Nation’s 12th-Largest Steel Firm May Lose Critical Federal Grant
WASHINGTON (AP) _ Sharon Steel Corp., which filed for protection from creditors last month under Chapter 11 of the bankruptcy laws, said Friday it is trying to convince the federal government not to withdraw a critical $5 million blast furnace modernization grant.
The Urban Development Action Grant was approved in 1984 but never awarded because Sharon, the nation’s 12th-largest steel producer, could not secure the private investment the grant requires. The Pennsylvania company is controlled by Miami financier Victor Posner.
Under the 10-year-old UDAG program, grant recipients must demonstrate the ability to share the cost of projects with the Department of Housing and Urban Development.
Since neither Sharon Steel nor local civic and business leaders have been able to come up with the required $20 million in private investment, HUD is about to withdraw the grant unless at least a large portion of the money is secured within 35 days, the company said Friday.
HUD confirmed Friday that the company had missed several deadlines and that a letter was being drafted saying Sharon Steel stood to lose the grant unless an investment package was imminent.
Phillip Smalley, senior vice president, said in an interview that the blast furnace modernization is ″critical″ to the survival of the firm.

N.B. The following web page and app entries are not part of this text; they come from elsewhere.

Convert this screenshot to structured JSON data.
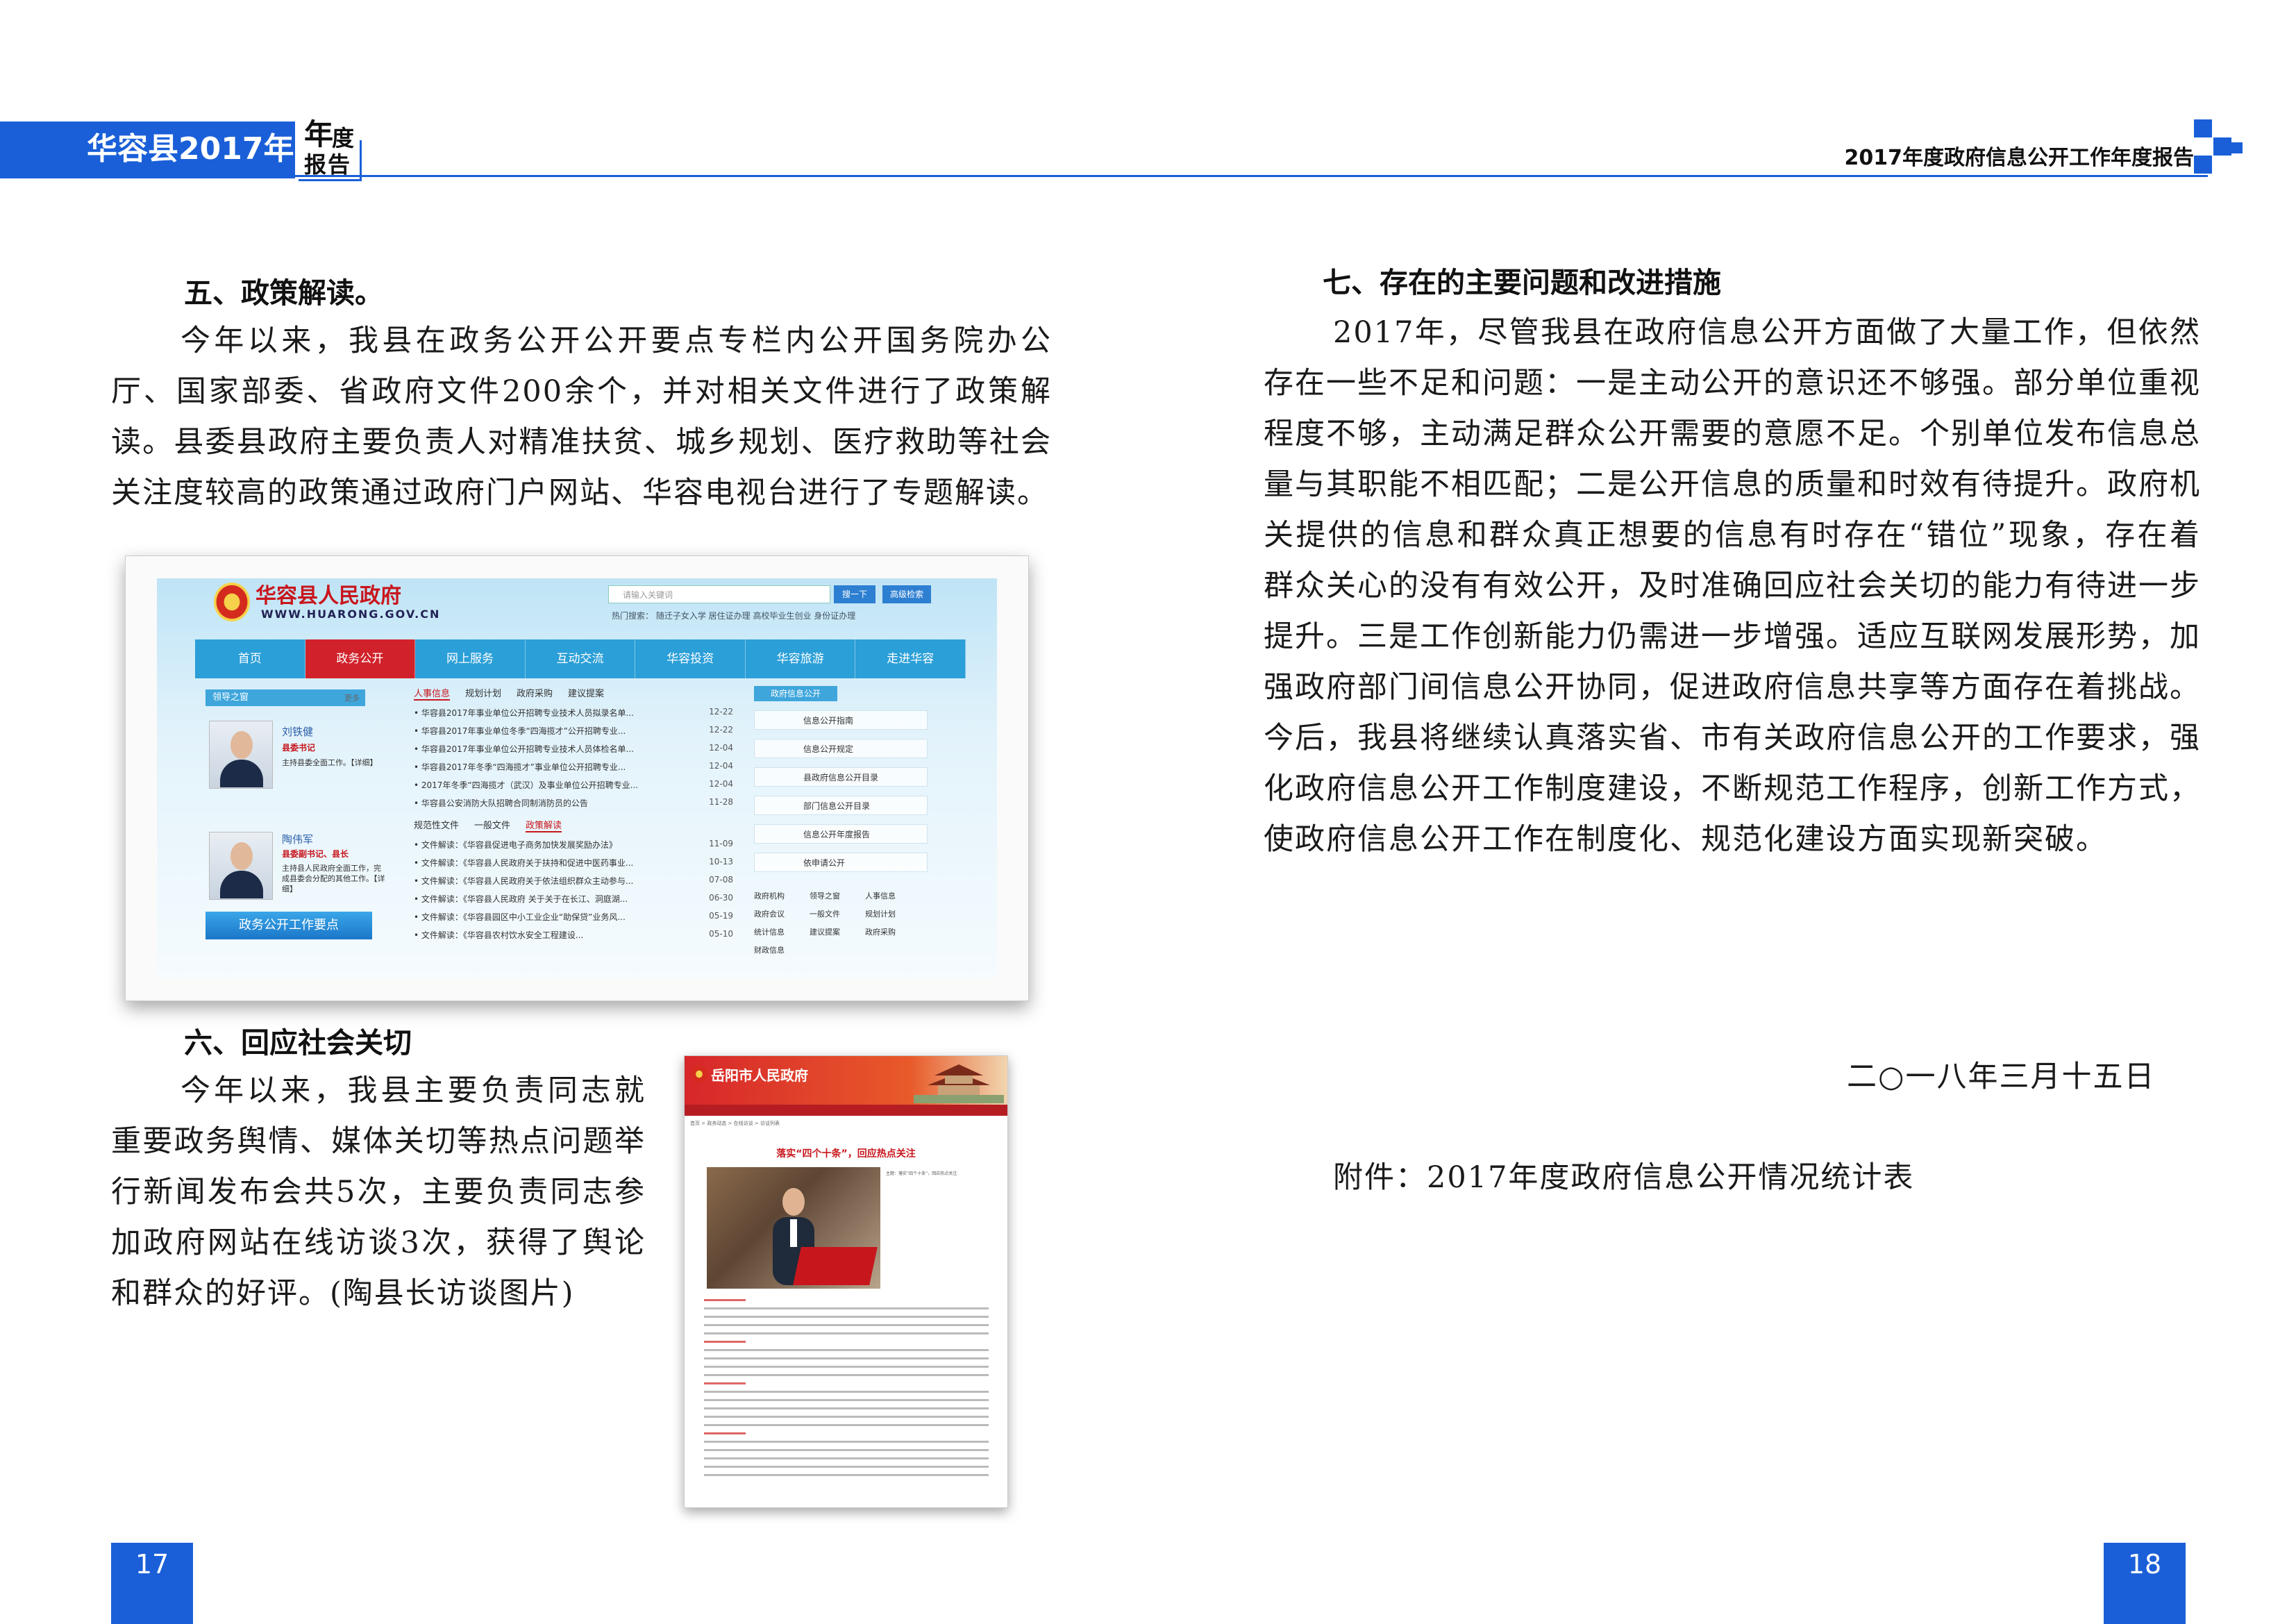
{
  "header": {
    "left_title": "华容县2017年",
    "badge_char1": "年",
    "badge_char2": "度",
    "badge_char3": "报告",
    "right_title": "2017年度政府信息公开工作年度报告"
  },
  "sections": {
    "s5": {
      "title": "五、政策解读。",
      "body": "今年以来，我县在政务公开公开要点专栏内公开国务院办公厅、国家部委、省政府文件200余个，并对相关文件进行了政策解读。县委县政府主要负责人对精准扶贫、城乡规划、医疗救助等社会关注度较高的政策通过政府门户网站、华容电视台进行了专题解读。"
    },
    "s6": {
      "title": "六、回应社会关切",
      "body": "今年以来，我县主要负责同志就重要政务舆情、媒体关切等热点问题举行新闻发布会共5次，主要负责同志参加政府网站在线访谈3次，获得了舆论和群众的好评。(陶县长访谈图片)"
    },
    "s7": {
      "title": "七、存在的主要问题和改进措施",
      "body": "2017年，尽管我县在政府信息公开方面做了大量工作，但依然存在一些不足和问题：一是主动公开的意识还不够强。部分单位重视程度不够，主动满足群众公开需要的意愿不足。个别单位发布信息总量与其职能不相匹配；二是公开信息的质量和时效有待提升。政府机关提供的信息和群众真正想要的信息有时存在“错位”现象，存在着群众关心的没有有效公开，及时准确回应社会关切的能力有待进一步提升。三是工作创新能力仍需进一步增强。适应互联网发展形势，加强政府部门间信息公开协同，促进政府信息共享等方面存在着挑战。今后，我县将继续认真落实省、市有关政府信息公开的工作要求，强化政府信息公开工作制度建设，不断规范工作程序，创新工作方式，使政府信息公开工作在制度化、规范化建设方面实现新突破。"
    }
  },
  "date": "二○一八年三月十五日",
  "attachment": "附件：2017年度政府信息公开情况统计表",
  "page_numbers": {
    "left": "17",
    "right": "18"
  },
  "screenshot1": {
    "site_name": "华容县人民政府",
    "url": "WWW.HUARONG.GOV.CN",
    "search_placeholder": "请输入关键词",
    "search_btn": "搜一下",
    "adv_btn": "高级检索",
    "hot": "热门搜索：   随迁子女入学   居住证办理   高校毕业生创业   身份证办理",
    "nav": [
      "首页",
      "政务公开",
      "网上服务",
      "互动交流",
      "华容投资",
      "华容旅游",
      "走进华容"
    ],
    "leaders_header": "领导之窗",
    "leaders_more": "更多",
    "leader1": {
      "name": "刘铁健",
      "role": "县委书记",
      "desc": "主持县委全面工作。【详细】"
    },
    "leader2": {
      "name": "陶伟军",
      "role": "县委副书记、县长",
      "desc": "主持县人民政府全面工作，完成县委会分配的其他工作。【详细】"
    },
    "big_btn": "政务公开工作要点",
    "tabs1": [
      "人事信息",
      "规划计划",
      "政府采购",
      "建议提案"
    ],
    "news1": [
      {
        "t": "华容县2017年事业单位公开招聘专业技术人员拟录名单...",
        "d": "12-22"
      },
      {
        "t": "华容县2017年事业单位冬季“四海揽才”公开招聘专业...",
        "d": "12-22"
      },
      {
        "t": "华容县2017年事业单位公开招聘专业技术人员体检名单...",
        "d": "12-04"
      },
      {
        "t": "华容县2017年冬季“四海揽才”事业单位公开招聘专业...",
        "d": "12-04"
      },
      {
        "t": "2017年冬季“四海揽才（武汉）及事业单位公开招聘专业...",
        "d": "12-04"
      },
      {
        "t": "华容县公安消防大队招聘合同制消防员的公告",
        "d": "11-28"
      }
    ],
    "tabs2": [
      "规范性文件",
      "一般文件",
      "政策解读"
    ],
    "news2": [
      {
        "t": "文件解读：《华容县促进电子商务加快发展奖励办法》",
        "d": "11-09"
      },
      {
        "t": "文件解读：《华容县人民政府关于扶持和促进中医药事业...",
        "d": "10-13"
      },
      {
        "t": "文件解读：《华容县人民政府关于依法组织群众主动参与...",
        "d": "07-08"
      },
      {
        "t": "文件解读：《华容县人民政府 关于关于在长江、洞庭湖...",
        "d": "06-30"
      },
      {
        "t": "文件解读：《华容县园区中小工业企业“助保贷”业务风...",
        "d": "05-19"
      },
      {
        "t": "文件解读：《华容县农村饮水安全工程建设...",
        "d": "05-10"
      }
    ],
    "right_header": "政府信息公开",
    "right_items": [
      "信息公开指南",
      "信息公开规定",
      "县政府信息公开目录",
      "部门信息公开目录",
      "信息公开年度报告",
      "依申请公开"
    ],
    "grid": [
      "政府机构",
      "领导之窗",
      "人事信息",
      "政府会议",
      "一般文件",
      "规划计划",
      "统计信息",
      "建议提案",
      "政府采购",
      "财政信息"
    ]
  },
  "screenshot2": {
    "site_name": "岳阳市人民政府",
    "crumb": "首页 > 政务动态 > 在线访谈 > 访谈列表",
    "headline": "落实“四个十条”，回应热点关注",
    "side_title": "主题：落实“四个十条”，回应热点关注"
  },
  "colors": {
    "accent": "#1a5fd8",
    "site_red": "#c8161d",
    "nav_blue": "#2b9fd8"
  }
}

″We’re hoping to get the local bankers and community leaders together and the governor’s office together to put together a package that will be acceptable to HUD,″ Smalley said. ″Being an optimist, I think it can happen. At least we have another shot.″
The blast furnace is expected to be a major topic of conversation when Posner meets Monday with company and union leaders and Rep. Tom Ridge, R-Pa.
″Everybody associated with Sharon Steel realizes that but for the blast furnace, they’re all in jeopardy,″ Ridge said Friday. ″HUD has given three extensions on this. It’s time for Victor Posner and Sharon Steel to ante up.″
The firm has one operating blast furnace, and one that was shut down several years ago, according to Smalley.
The operating furnace ″is overdue for a complete rebuild,″ said Frank Laaks of the United Steelworkers of America. ″They have been coaxing it along, but it’s on borrowed time,″ he said.
While plans are not finalized, the company might use the UDAG to help refurbish the non-working blast furnace while the other furnace continues production, Smalley said.
Any major modernization plans likely would have to be approved by Bankruptcy Judge Warren Bentz and a creditors’ committee, Smalley said.
″I would hope they have the same concern for the company that we do,″ he said. ″Without the blast furnace, it’s unlikely we would have an operation.″
Sharon Steel’s bankruptcy filing listed assets of $478 million and debts of $742 million. The filing came little more than an hour before a deadline set by a major creditor to redeem $96 million in corporate bonds that went into technical default in March 1985.